The most accessible and most recent show is TIGER & BUNNY. Its 25 and final episode (for now) literally just aired in Japan a few weeks back and a dubbed edition's yet to be properly distributed in America. Despite the impediment of a silly and terribly misleading title, I’m convinced this will be a crossover hit when it finally hits stateside (so go on and check out the free sub-titled episodes on Hulu if you want to be cool and ahead of the curve.)
On first glance, I figured TIGER & BUNNY was inspired by superhero movies instead of the comics but, after watching it, I'm convinced it was made by folks with a deep fondness and familiarity with American funny books. It’s a buddy comedy-adventure about two superheroes, Wild Tiger and Barnaby Brooks, who're forced to be partners because their corporate sponsors think that pairing an over-the-hill veteran and an overachieving rookie will make for good television.

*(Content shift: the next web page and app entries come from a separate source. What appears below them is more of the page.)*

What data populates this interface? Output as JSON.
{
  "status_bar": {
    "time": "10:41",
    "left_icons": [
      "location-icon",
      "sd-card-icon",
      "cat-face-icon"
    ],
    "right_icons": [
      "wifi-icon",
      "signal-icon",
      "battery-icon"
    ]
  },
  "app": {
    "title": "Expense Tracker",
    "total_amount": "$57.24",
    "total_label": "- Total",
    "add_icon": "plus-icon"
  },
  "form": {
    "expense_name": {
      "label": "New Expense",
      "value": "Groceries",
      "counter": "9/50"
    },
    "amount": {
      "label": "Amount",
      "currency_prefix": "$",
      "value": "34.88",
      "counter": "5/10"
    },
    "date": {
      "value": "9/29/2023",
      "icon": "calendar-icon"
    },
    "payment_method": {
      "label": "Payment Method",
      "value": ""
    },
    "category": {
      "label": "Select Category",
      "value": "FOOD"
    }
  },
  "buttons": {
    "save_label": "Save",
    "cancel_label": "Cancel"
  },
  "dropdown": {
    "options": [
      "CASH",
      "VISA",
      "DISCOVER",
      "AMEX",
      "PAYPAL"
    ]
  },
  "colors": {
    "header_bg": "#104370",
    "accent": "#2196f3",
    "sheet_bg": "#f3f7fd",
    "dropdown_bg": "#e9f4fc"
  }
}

They two are part of a loose team of capes starring on the HERO TV reality show and, like the X-Statix, their adventures are just as much about accruing celebrity points as saving lives. Every hero is actually a mutant-like “NEXT” who's empowered because he or she was born around the time a strange meteor crashed near their city (as was the case for the "Big Bang" in Milestone’s Dakotaverse) and every hero trains in an Xavier's-like academy before going pro. Their foes include a snake-themed, fanatical terrorist organization, Ouroboros, that’s a bit like HYDRA, and a couple of colorful, loud-fashioned psychopaths, Jake Martinez and Kriem, who make me think of the Joker and Harley Quinn.

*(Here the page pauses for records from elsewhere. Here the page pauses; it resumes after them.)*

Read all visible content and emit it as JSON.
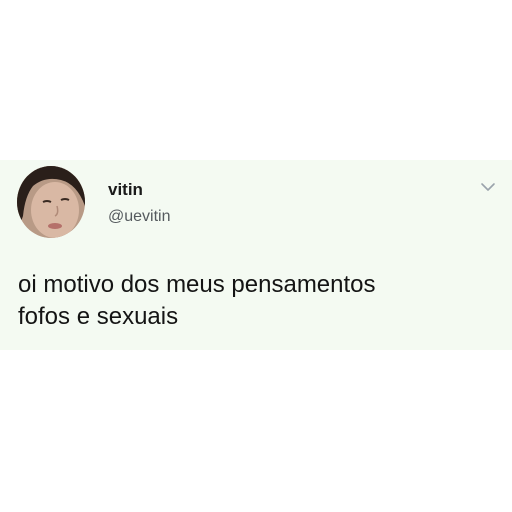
{
  "tweet": {
    "display_name": "vitin",
    "handle": "@uevitin",
    "text_lines": [
      "oi motivo dos meus pensamentos",
      "fofos e sexuais"
    ],
    "menu_icon": "chevron-down-icon",
    "avatar_icon": "avatar"
  },
  "colors": {
    "card_background": "#f4faf2",
    "text_primary": "#141414",
    "text_secondary": "#555a5e"
  }
}
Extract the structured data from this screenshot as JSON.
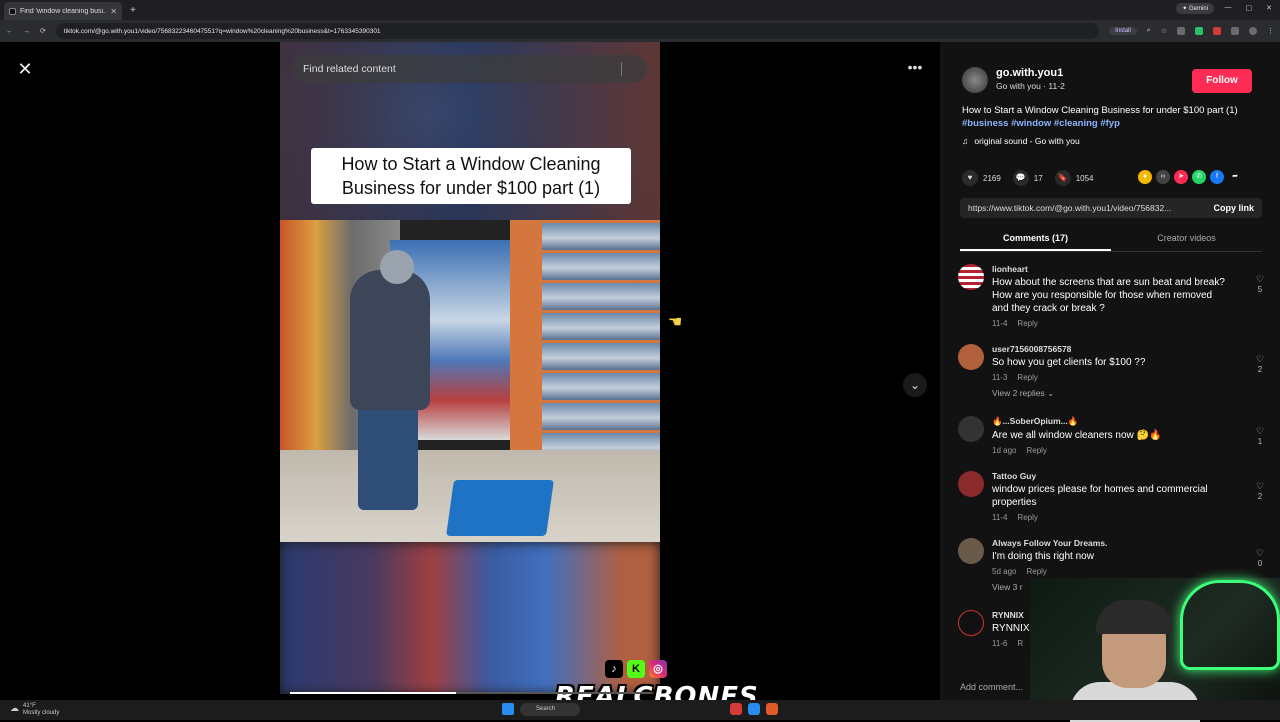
{
  "browser": {
    "tab_title": "Find 'window cleaning busi...",
    "url": "tiktok.com/@go.with.you1/video/7568322346047551?q=window%20cleaning%20business&t=1763345390301",
    "install_label": "Install",
    "gemini_label": "Gemini"
  },
  "video": {
    "search_placeholder": "Find related content",
    "caption": "How to Start a Window Cleaning Business for under $100 part (1)",
    "progress_fraction": 0.46
  },
  "post": {
    "username": "go.with.you1",
    "subline": "Go with you · 11-2",
    "follow_label": "Follow",
    "description": "How to Start a Window Cleaning Business for under $100 part (1)",
    "hashtags": [
      "#business",
      "#window",
      "#cleaning",
      "#fyp"
    ],
    "sound": "original sound - Go with you",
    "likes": "2169",
    "comments_count": "17",
    "saves": "1054",
    "link": "https://www.tiktok.com/@go.with.you1/video/756832...",
    "copy_label": "Copy link",
    "tab_comments": "Comments (17)",
    "tab_creator": "Creator videos",
    "add_comment": "Add comment..."
  },
  "comments": [
    {
      "user": "lionheart",
      "text": "How about the screens that are sun beat and break? How are you responsible for those when removed and they crack or break ?",
      "date": "11-4",
      "reply": "Reply",
      "likes": "5",
      "avatar_color": "#b03a3a"
    },
    {
      "user": "user7156008756578",
      "text": "So how you get clients for $100 ??",
      "date": "11-3",
      "reply": "Reply",
      "likes": "2",
      "replies": "View 2 replies",
      "avatar_color": "#b0603a"
    },
    {
      "user": "🔥...SoberOpium...🔥",
      "text": "Are we all window cleaners now 🤔🔥",
      "date": "1d ago",
      "reply": "Reply",
      "likes": "1",
      "avatar_color": "#333333"
    },
    {
      "user": "Tattoo Guy",
      "text": "window prices please for homes and commercial properties",
      "date": "11-4",
      "reply": "Reply",
      "likes": "2",
      "avatar_color": "#8a2a2a"
    },
    {
      "user": "Always Follow Your Dreams.",
      "text": "I'm doing this right now",
      "date": "5d ago",
      "reply": "Reply",
      "likes": "0",
      "replies": "View 3 r",
      "avatar_color": "#6a5a4a"
    },
    {
      "user": "RYNNIX",
      "text": "RYNNIX",
      "date": "11-6",
      "reply": "R",
      "likes": "",
      "avatar_color": "#111111"
    }
  ],
  "overlay": {
    "brand": "REALCBONES"
  },
  "taskbar": {
    "temp": "41°F",
    "weather": "Mostly cloudy",
    "search": "Search"
  }
}
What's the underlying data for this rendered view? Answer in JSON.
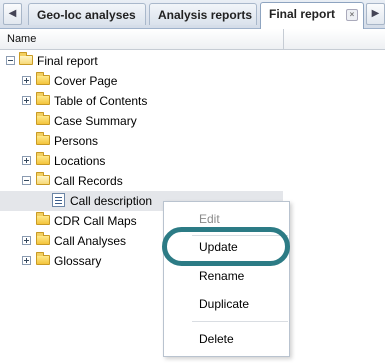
{
  "tabs": [
    {
      "label": "Geo-loc analyses"
    },
    {
      "label": "Analysis reports"
    },
    {
      "label": "Final report",
      "active": true
    }
  ],
  "nav": {
    "back_glyph": "◀",
    "forward_glyph": "▶",
    "menu_glyph": "▼",
    "close_glyph": "×"
  },
  "column_header": {
    "name": "Name"
  },
  "tree": {
    "root": "Final report",
    "items": [
      {
        "label": "Cover Page"
      },
      {
        "label": "Table of Contents"
      },
      {
        "label": "Case Summary"
      },
      {
        "label": "Persons"
      },
      {
        "label": "Locations"
      },
      {
        "label": "Call Records"
      },
      {
        "label": "Call description"
      },
      {
        "label": "CDR Call Maps"
      },
      {
        "label": "Call Analyses"
      },
      {
        "label": "Glossary"
      }
    ]
  },
  "context_menu": {
    "items": [
      {
        "label": "Edit"
      },
      {
        "label": "Update"
      },
      {
        "label": "Rename"
      },
      {
        "label": "Duplicate"
      },
      {
        "label": "Delete"
      }
    ]
  },
  "colors": {
    "highlight_ring": "#2c7b85",
    "selection": "#e4e6ea"
  }
}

Don't misunderstand my reason for rattling off those "shot calls." I'm not trying to say that the show's unoriginal, just offering some points of identification for the uninitiated to latch on to - - I want you maniacs to watch this show. Even if there are familiar concepts in TIGER & BUNNY, their handling's significantly different. For instance, while one of the heroes is an orphan whose tragic origin and mission to avenge his parents recalls Batman's, he actually isn't a brooding avenger.
Indeed, I’d say a key difference to the show is that none of these heroes have the extreme personalities that so typify American capes. They don’t exhibit much aggression, either, and musclebound physiques are eschewed in favor of more normal and slender figures. Most of the fights with supervillains start with the heroes trying to calmly arrest super-villains instead of flinging punches first and asking questions later. Even Lunatic, the lone vigilante whose lethal force is deemed excessive by the HERO TV cast, isn’t nearly as trigger happy as likes of the Punisher, Azrael or the Scourge of the Underworld.
I can’t say why this the case - - perhaps such "calm" is actually more in line with Silver Age heroics or even something like THE INCREDIBLES - - but it still stands in unmistakable contrast next to something like CIVIL WAR. Still, even though fans with agro sensibilities may be a little frustrated, I’d encourage them to look past it, as this was one of most thoroughly-entertaining superhero toons I've ever come across. It might not have any concepts that'll surprise long-time comics fans, but it's very much an argument for the value of execution often has over innovation, because, believe it or not, this show's actually built on very compelling character drama.
Give TIGER & BUNNY's trailer a look below, then go on and check out the series on Hulu. It's tough to argue with the price of free and, if you're as serious a super-hero fan as you claim to be, it should be real tough to pass up the chance to see your favorite genre interpreted through another country's sensibilites.